Granted, this is a win for many Black writers eager to share their stories and add a byline or two in the process, but it also proves that Blackness is only considered valuable during Black History Month.
When February rolls around, you could almost guarantee that white and non-Black editors will be on Twitter rounding up Black creatives for the month. The tweets usually read: “Looking for Black writers to contribute to [publication] for Black History Month. Have an interesting take on the following? Pitch me at [email address].” Some of the posts often call for interesting takes on food, lifestyle, or media items, while many specifically center the submissions around Blackness and trauma. In typical fashion, the tweets almost always tag @WritersofColor (a page dedicated to finding writing jobs for POC in the U.S.) and/or utilizes the hashtag #blkcreatives, founded by Melissa Kimble, in the closing.
With both pages sharing a combined total of nearly 70,000 followers, many of the tweets targeting Black creatives surpass retweets well into the hundreds or thousands, sometimes achieving viral success. In the mentions, anxious writers eager to land their next opportunity get ready to make their move, despite many publications offering very few openings, which fail to meet the demand.
This formula has been typically practiced on social media to a) find Black creatives who can fulfill the Black History content quota for the month and b) to appear diverse. Whereas the attempt to present themselves as an inclusive platform may be genuine for some publications, several of them fail to employ Black writers full-time or employ Black editors on their masthead. Not to mention that Black freelance writers are often paid less than their white/non-white counterparts.
While the opportunities are scarce for Black people overall, Black women are greatly underrepresented in U.S print and online news publications.
According to data from the American Society of News Editors, Hispanic, Asian, and Black women made up less than 5 percent of newsroom personnel in 2016. In traditional print and online-only journalism, Women’s Media Center reported that Black men accounted for 2.49 percent among newsroom leaders and Black women were at a meager 2.22 percent in 2017. Ultimately, the overwhelming response to the opportunities during Black History Month proves that there isn’t a shortage of Black writers, but there’s a shortage of opportunities for Black writers.

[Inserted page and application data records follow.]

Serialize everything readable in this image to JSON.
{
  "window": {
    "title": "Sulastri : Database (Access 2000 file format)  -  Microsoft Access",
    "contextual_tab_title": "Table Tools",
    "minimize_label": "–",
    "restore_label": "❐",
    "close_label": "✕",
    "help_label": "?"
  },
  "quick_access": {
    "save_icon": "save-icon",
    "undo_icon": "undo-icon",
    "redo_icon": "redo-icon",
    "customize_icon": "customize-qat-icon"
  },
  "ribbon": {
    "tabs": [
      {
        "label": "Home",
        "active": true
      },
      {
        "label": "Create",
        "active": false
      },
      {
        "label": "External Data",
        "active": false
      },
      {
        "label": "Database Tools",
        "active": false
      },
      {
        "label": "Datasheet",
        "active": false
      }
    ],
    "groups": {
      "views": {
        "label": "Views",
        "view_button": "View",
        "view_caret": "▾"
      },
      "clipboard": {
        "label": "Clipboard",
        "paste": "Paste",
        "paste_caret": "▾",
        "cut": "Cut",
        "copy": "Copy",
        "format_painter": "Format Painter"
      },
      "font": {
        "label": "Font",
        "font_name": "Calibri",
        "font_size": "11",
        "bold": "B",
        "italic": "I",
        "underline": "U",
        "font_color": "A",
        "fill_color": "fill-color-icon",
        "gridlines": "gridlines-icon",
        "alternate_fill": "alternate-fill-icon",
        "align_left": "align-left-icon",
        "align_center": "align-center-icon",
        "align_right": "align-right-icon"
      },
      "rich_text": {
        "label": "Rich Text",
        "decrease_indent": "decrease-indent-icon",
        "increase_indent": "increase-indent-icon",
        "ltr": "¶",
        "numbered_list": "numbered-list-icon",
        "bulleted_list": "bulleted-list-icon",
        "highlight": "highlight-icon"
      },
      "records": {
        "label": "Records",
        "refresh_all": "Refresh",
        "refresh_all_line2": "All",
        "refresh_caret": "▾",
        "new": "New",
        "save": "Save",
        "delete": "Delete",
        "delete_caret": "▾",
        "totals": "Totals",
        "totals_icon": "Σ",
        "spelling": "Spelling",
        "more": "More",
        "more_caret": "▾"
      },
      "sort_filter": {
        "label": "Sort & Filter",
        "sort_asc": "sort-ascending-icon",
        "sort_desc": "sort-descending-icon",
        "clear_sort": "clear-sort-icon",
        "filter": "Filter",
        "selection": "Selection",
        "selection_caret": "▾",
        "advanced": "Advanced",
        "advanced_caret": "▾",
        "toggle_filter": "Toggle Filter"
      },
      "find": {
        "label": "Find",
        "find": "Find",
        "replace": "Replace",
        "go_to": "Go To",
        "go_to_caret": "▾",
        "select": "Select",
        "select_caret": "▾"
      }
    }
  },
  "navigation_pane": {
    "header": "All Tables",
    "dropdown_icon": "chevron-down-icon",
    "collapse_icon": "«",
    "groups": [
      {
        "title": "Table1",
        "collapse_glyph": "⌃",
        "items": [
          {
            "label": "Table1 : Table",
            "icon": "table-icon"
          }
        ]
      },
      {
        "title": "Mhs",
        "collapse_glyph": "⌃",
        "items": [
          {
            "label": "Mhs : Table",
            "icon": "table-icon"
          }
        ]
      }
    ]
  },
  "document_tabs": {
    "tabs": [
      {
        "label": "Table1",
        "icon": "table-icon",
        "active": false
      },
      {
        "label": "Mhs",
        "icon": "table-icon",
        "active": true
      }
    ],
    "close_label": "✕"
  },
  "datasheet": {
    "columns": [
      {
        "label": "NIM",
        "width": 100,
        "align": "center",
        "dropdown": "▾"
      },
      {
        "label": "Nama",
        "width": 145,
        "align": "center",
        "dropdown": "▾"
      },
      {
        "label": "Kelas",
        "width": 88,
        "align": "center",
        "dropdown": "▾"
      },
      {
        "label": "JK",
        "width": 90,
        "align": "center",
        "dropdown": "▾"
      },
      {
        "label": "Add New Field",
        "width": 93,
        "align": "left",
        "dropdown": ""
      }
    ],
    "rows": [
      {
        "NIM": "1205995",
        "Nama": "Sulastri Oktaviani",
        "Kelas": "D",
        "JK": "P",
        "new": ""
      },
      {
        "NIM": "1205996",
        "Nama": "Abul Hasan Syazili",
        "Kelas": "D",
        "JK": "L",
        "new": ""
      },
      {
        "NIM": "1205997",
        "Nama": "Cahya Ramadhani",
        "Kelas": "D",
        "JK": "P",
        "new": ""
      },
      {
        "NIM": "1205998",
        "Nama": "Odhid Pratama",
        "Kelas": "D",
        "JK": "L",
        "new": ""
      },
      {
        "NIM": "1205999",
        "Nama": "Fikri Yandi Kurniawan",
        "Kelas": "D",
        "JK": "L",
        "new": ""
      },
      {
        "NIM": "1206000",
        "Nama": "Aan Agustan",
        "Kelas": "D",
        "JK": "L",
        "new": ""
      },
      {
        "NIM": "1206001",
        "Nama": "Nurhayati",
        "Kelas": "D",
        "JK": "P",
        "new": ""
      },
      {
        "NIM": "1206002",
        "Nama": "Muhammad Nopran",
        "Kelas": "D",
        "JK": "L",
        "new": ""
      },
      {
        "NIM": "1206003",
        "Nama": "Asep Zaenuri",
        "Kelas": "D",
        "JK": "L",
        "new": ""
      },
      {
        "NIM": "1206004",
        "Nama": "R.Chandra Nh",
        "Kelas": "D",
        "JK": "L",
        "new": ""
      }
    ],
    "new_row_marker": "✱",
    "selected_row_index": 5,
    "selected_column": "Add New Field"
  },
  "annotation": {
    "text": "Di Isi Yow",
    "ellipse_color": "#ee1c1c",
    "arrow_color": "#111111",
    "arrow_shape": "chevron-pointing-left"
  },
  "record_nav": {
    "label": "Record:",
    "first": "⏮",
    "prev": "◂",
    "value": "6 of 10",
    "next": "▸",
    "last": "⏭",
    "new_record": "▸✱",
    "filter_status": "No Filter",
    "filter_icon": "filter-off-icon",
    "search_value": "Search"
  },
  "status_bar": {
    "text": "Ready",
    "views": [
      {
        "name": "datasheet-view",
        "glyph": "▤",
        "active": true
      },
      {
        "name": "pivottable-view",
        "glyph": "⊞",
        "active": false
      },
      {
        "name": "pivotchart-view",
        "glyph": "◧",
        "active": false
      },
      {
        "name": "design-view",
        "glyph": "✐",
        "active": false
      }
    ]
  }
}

So where do we go from here? Many would argue that any opportunity is better than no opportunity at all, but these publications need to do better.
Yes, Black creatives are presented with the chance to add a byline to their portfolios and have their writing viewed by a larger audience—but what about the other eleven months of the year? Are these publications making a conscious effort to ensure that Black writers can pitch and share their stories all year long?
Until I see more Black people employed at these publications, I refuse to give them a round of applause for reaching out during Black History Month. If editors and publications alike continue to seek out token spots in media when convenient, employ the status quo, and don’t consider diversity beyond optics, they are complicit and part of the problem. Black writers exist and newsrooms should reflect the general public. That means ensuring that Black writers and other minorities can tell our stories 365 days of the year.